**What to produce**
Print out each record, keeping it identical to the original.
Records for the exercise: Begin
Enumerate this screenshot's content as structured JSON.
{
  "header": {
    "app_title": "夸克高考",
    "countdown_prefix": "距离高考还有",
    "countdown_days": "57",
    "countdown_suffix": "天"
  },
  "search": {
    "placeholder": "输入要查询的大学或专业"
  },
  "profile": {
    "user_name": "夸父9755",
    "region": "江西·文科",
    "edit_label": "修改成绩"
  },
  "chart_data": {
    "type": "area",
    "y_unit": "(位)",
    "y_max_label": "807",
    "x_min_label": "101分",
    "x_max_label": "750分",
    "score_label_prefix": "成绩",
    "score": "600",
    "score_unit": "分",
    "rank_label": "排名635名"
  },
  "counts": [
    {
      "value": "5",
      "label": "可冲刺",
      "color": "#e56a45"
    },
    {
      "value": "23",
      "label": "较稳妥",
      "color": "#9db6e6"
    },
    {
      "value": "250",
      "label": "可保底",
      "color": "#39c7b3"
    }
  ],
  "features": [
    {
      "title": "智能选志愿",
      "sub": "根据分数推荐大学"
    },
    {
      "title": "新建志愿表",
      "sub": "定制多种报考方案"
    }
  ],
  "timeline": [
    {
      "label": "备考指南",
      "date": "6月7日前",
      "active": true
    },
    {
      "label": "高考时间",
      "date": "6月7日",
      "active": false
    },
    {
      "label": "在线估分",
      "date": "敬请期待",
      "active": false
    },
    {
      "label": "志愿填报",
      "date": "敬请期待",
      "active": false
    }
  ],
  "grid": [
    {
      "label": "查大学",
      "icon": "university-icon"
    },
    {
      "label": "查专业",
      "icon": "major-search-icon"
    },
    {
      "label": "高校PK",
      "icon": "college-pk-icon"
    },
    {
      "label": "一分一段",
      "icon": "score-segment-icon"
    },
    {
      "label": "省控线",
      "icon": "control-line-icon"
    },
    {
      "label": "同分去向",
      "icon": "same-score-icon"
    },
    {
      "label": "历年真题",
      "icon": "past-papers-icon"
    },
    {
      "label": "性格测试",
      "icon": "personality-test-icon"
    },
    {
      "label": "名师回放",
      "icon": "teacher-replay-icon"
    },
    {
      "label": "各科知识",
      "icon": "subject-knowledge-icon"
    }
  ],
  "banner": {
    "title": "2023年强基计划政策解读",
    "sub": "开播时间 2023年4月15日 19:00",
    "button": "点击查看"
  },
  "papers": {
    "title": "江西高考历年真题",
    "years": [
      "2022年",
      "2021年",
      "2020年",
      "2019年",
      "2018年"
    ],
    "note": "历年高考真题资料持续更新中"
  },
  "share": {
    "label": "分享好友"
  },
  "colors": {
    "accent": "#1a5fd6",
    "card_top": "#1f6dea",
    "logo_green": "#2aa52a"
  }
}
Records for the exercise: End
**Response to the exercise**
Enumerate this screenshot's content as structured JSON.
{
  "header": {
    "app_title": "夸克高考",
    "countdown_prefix": "距离高考还有",
    "countdown_days": "57",
    "countdown_suffix": "天"
  },
  "search": {
    "placeholder": "输入要查询的大学或专业"
  },
  "profile": {
    "user_name": "夸父9755",
    "region": "江西·文科",
    "edit_label": "修改成绩"
  },
  "chart_data": {
    "type": "area",
    "y_unit": "(位)",
    "y_max_label": "807",
    "x_min_label": "101分",
    "x_max_label": "750分",
    "score_label_prefix": "成绩",
    "score": "600",
    "score_unit": "分",
    "rank_label": "排名635名"
  },
  "counts": [
    {
      "value": "5",
      "label": "可冲刺",
      "color": "#e56a45"
    },
    {
      "value": "23",
      "label": "较稳妥",
      "color": "#9db6e6"
    },
    {
      "value": "250",
      "label": "可保底",
      "color": "#39c7b3"
    }
  ],
  "features": [
    {
      "title": "智能选志愿",
      "sub": "根据分数推荐大学"
    },
    {
      "title": "新建志愿表",
      "sub": "定制多种报考方案"
    }
  ],
  "timeline": [
    {
      "label": "备考指南",
      "date": "6月7日前",
      "active": true
    },
    {
      "label": "高考时间",
      "date": "6月7日",
      "active": false
    },
    {
      "label": "在线估分",
      "date": "敬请期待",
      "active": false
    },
    {
      "label": "志愿填报",
      "date": "敬请期待",
      "active": false
    }
  ],
  "grid": [
    {
      "label": "查大学",
      "icon": "university-icon"
    },
    {
      "label": "查专业",
      "icon": "major-search-icon"
    },
    {
      "label": "高校PK",
      "icon": "college-pk-icon"
    },
    {
      "label": "一分一段",
      "icon": "score-segment-icon"
    },
    {
      "label": "省控线",
      "icon": "control-line-icon"
    },
    {
      "label": "同分去向",
      "icon": "same-score-icon"
    },
    {
      "label": "历年真题",
      "icon": "past-papers-icon"
    },
    {
      "label": "性格测试",
      "icon": "personality-test-icon"
    },
    {
      "label": "名师回放",
      "icon": "teacher-replay-icon"
    },
    {
      "label": "各科知识",
      "icon": "subject-knowledge-icon"
    }
  ],
  "banner": {
    "title": "2023年强基计划政策解读",
    "sub": "开播时间 2023年4月15日 19:00",
    "button": "点击查看"
  },
  "papers": {
    "title": "江西高考历年真题",
    "years": [
      "2022年",
      "2021年",
      "2020年",
      "2019年",
      "2018年"
    ],
    "note": "历年高考真题资料持续更新中"
  },
  "share": {
    "label": "分享好友"
  },
  "colors": {
    "accent": "#1a5fd6",
    "card_top": "#1f6dea",
    "logo_green": "#2aa52a"
  }
}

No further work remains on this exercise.